Black creates abstract sculptures using a combination of everyday materials including powder, soap, gels, and pastes, along with more traditional media such as plaster, chalk, paint, and paper. Carefully arranged on the floor or suspended from the ceiling, they are typically made on site and include direct evidence of the process of their creation through fingerprints and dust. Delicate, messy, sensuous, and visceral, they testify to a physical experience of the world that lies beyond metaphorical and symbolic references. Poised between form and anti-form, they emerge like transitional states or naturally occurring sediments.
For this show, Black uses the main floor space to create a powdered environment featuring several individual sculptures. At once momentous and ephemeral in appearance, it comprises a monotone blue section towards the back and a white and pink striped area at the front, above which hang 340 strands of Sellotape. Their glistening transparency, which is regularly interrupted by the artist’s visible fingerprints, is animated by light and stands in contrast to the opaqueness of the powder. Both are complemented by chalked paper sculptures; crumbled volumes that seem as if they float in air or could topple over at any moment. Yet despite the uncertain physicality of these works—their shapeless, loose formations and arbitrary surfaces—they have a strong sculptural presence and materiality. As the art historian Briony Fer notes, in Black’s practice “[s]culpture is redistributed along an axis that dissolves structure through the twin operations of transparency and pulverization.”
A cellophane sculpture at the entrance of the gallery space forms a “window” into the room. Innumerous creases alternately reflect and refract light, continuously shifting attention between themselves and the surrounding space. Rather than contradictory, the immaterial and the material coexist in Black’s work, as do the readymade and the handmade, the elaborate and the simple, the decorative and the raw, amongst other seeming opposites. They come together to create a highly personalized version of contemporary sculpture, and by extension, of art itself.
Karla Black was born in 1972 in Alexandria, Scotland. She received her B.F.A. in sculpture in 1999 from the Glasgow School of Art, followed by her M.F.A. in 2004. She currently lives and works in Glasgow.
Since the early 2000s, Black’s work has been the subject of solo exhibitions at prominent institutions, including a presentation of new sculptures currently on view at the kestnergesellschaft in Hanover, Germany (through March 2, 2014). In 2013, her first museum show in the United States was hosted by the Institute of Contemporary Art in Philadelphia. Other venues which have presented recent solo exhibitions include the Gemeentemuseum, The Hague (2013); Dallas Museum of Art; Gallery of Modern Art, Glasgow; Schinkel Pavillon, Berlin (all 2012); Kunsthalle Nürnberg, Nuremberg, Germany (2010); Migros Museum für Gegenwartskunst, Zürich; Kunstverein Hamburg, Germany; Modern Art Oxford, England; and the Inverleith House, Royal Botanic Garden Edinburgh (all 2009).
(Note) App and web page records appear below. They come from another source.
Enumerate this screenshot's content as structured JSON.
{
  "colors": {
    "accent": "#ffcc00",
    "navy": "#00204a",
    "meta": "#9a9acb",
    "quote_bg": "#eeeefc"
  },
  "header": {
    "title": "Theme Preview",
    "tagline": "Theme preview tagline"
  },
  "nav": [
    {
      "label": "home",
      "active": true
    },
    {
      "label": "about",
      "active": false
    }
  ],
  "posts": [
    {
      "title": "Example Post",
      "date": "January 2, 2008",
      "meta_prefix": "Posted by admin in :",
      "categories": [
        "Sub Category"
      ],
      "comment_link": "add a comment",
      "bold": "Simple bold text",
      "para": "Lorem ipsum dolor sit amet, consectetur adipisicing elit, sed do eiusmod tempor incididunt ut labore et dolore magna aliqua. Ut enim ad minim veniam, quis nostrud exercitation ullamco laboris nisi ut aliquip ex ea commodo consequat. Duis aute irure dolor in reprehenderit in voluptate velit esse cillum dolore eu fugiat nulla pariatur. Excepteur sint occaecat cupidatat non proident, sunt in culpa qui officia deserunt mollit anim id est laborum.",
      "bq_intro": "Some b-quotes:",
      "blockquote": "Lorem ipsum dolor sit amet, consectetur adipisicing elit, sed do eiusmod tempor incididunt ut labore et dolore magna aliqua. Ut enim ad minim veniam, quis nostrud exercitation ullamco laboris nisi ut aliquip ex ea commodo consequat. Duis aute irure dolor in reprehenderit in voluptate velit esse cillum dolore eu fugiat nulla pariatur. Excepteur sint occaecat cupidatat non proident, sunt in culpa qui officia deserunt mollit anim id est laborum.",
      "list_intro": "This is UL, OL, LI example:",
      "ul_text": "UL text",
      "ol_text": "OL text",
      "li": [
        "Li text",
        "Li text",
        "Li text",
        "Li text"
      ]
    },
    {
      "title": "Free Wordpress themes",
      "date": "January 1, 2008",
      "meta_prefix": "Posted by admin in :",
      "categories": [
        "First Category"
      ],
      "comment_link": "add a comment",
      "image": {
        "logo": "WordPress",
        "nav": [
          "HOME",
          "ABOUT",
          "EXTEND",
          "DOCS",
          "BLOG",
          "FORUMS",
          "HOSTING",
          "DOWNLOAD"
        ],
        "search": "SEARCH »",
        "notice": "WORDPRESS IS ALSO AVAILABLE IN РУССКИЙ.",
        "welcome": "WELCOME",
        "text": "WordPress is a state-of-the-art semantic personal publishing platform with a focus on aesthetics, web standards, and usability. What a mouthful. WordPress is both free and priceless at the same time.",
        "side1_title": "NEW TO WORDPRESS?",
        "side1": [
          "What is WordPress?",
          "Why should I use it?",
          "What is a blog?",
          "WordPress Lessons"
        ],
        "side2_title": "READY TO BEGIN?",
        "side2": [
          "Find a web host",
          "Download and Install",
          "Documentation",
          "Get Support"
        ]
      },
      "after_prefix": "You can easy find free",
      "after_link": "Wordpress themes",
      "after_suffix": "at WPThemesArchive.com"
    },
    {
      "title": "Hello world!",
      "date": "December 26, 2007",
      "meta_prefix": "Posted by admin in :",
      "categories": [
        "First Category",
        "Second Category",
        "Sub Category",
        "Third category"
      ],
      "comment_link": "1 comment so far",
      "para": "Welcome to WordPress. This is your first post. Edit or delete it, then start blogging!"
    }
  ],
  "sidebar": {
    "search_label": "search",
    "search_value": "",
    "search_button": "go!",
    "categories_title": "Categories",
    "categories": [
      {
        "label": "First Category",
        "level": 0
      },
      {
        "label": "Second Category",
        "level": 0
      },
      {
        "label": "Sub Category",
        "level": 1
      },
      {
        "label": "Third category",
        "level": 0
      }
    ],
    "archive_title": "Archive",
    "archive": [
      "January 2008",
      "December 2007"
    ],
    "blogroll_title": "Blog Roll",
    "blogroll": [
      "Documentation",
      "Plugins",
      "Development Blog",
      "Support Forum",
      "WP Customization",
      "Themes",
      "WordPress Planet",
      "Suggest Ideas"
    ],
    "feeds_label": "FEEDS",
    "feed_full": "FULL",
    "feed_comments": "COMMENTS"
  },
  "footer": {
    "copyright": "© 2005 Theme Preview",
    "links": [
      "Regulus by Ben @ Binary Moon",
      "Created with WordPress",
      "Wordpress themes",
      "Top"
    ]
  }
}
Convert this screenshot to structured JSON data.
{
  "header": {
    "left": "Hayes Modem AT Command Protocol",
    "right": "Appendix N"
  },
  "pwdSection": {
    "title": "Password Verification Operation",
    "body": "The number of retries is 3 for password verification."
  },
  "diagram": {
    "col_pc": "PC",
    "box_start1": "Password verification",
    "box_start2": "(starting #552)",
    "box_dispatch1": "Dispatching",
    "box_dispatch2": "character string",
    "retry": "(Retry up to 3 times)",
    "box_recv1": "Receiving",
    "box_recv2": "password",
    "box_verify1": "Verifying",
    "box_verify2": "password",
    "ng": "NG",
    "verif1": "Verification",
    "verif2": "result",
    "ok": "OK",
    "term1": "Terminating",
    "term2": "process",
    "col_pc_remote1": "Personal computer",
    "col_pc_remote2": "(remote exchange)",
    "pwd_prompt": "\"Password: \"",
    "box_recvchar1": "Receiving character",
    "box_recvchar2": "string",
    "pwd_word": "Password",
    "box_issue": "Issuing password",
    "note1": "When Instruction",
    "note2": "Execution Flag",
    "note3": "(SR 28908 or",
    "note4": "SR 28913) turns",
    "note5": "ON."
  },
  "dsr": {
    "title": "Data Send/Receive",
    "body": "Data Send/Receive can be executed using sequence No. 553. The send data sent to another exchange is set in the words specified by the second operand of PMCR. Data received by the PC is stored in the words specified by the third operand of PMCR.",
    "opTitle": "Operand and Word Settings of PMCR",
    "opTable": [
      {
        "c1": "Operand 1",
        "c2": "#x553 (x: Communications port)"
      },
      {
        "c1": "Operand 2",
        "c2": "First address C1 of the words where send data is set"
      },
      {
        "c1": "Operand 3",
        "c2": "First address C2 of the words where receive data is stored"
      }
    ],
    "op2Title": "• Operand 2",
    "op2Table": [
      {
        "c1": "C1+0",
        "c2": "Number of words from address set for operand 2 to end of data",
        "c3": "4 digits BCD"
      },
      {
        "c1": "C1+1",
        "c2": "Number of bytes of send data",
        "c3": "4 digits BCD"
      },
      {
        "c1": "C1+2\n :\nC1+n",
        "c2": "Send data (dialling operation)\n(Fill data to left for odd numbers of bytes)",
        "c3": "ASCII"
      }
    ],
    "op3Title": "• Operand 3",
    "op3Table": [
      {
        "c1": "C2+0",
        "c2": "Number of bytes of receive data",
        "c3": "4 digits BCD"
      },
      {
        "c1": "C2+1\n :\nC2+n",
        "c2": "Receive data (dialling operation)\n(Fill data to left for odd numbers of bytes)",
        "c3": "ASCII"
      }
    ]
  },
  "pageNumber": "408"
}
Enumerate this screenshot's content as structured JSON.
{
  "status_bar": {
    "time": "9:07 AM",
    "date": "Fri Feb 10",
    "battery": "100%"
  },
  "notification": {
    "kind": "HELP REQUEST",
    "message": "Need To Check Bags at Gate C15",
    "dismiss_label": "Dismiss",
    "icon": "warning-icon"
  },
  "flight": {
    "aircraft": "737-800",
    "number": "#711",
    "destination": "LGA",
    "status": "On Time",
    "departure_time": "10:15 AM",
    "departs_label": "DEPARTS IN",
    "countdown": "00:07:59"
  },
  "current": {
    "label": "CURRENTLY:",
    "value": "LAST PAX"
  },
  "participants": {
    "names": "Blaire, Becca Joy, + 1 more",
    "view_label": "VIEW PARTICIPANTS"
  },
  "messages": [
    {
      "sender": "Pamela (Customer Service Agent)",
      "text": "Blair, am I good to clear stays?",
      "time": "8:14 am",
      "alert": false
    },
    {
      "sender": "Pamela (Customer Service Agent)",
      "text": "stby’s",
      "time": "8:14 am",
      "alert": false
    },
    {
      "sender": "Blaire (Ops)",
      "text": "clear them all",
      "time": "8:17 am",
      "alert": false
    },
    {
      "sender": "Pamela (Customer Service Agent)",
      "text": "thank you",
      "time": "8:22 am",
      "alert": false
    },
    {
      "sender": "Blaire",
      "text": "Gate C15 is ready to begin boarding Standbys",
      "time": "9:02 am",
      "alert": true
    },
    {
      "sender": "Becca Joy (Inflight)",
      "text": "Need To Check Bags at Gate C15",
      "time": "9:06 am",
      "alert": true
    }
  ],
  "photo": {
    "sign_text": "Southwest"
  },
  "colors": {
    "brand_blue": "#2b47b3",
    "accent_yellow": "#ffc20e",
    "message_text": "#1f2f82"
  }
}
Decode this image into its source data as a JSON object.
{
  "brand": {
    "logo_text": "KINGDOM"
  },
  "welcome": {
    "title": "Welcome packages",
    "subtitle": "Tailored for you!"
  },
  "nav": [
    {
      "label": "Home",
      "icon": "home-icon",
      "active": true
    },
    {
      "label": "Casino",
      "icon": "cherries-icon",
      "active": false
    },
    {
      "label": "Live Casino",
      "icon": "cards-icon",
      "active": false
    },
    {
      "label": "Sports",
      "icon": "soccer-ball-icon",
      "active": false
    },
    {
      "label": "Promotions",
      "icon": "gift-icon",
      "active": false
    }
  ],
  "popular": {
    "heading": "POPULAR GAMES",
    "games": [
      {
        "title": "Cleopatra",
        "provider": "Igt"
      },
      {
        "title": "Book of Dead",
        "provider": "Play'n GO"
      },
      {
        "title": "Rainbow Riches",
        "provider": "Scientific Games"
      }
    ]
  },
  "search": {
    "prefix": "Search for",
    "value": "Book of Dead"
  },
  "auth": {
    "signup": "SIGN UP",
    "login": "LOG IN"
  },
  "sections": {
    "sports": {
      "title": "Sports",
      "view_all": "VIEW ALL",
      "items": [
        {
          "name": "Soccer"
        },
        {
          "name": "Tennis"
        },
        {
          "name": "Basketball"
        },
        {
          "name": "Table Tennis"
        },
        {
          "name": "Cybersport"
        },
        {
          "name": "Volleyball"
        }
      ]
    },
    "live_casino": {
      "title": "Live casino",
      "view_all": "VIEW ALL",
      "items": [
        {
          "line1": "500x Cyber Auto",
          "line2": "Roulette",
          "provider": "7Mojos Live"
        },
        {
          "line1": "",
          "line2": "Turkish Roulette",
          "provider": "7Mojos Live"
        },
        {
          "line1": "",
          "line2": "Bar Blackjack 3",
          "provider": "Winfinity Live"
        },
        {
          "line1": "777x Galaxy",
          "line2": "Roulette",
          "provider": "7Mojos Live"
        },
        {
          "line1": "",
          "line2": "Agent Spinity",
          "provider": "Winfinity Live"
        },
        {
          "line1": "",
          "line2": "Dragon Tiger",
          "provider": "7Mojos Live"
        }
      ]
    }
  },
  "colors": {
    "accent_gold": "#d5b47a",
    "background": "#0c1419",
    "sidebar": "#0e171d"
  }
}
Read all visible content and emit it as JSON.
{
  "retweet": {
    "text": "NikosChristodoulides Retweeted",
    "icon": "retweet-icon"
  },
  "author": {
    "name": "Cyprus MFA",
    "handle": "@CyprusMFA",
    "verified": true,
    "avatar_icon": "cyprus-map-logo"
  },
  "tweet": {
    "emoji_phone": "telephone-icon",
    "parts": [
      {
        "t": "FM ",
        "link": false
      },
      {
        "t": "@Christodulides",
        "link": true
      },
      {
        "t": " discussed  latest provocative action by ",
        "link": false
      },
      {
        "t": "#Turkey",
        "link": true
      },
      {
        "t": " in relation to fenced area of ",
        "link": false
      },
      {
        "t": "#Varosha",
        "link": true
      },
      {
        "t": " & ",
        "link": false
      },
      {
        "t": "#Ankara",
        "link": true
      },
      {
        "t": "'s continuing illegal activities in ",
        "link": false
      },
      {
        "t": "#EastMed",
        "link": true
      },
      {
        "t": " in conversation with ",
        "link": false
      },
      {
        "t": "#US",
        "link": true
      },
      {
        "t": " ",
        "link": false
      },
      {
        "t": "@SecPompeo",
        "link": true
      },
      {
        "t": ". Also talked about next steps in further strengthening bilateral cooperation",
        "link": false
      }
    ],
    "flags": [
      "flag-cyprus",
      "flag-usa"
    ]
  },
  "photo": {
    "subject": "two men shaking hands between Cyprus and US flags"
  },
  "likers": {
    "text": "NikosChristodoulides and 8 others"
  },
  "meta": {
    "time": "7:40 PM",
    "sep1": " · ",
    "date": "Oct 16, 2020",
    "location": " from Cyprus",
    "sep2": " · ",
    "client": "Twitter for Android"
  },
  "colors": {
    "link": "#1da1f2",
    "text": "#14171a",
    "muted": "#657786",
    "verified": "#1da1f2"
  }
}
In 2011, the artist represented Scotland at the 54th Venice Biennale and was nominated for the Turner Prize. Her work is held in museum collections worldwide, including the Hammer Museum, Los Angeles; Migros Museum für Gegenwartskunst, Zürich; Scottish National Gallery of Modern Art, Edinburgh; Solomon R. Guggenheim Museum, New York; and Tate Gallery, London.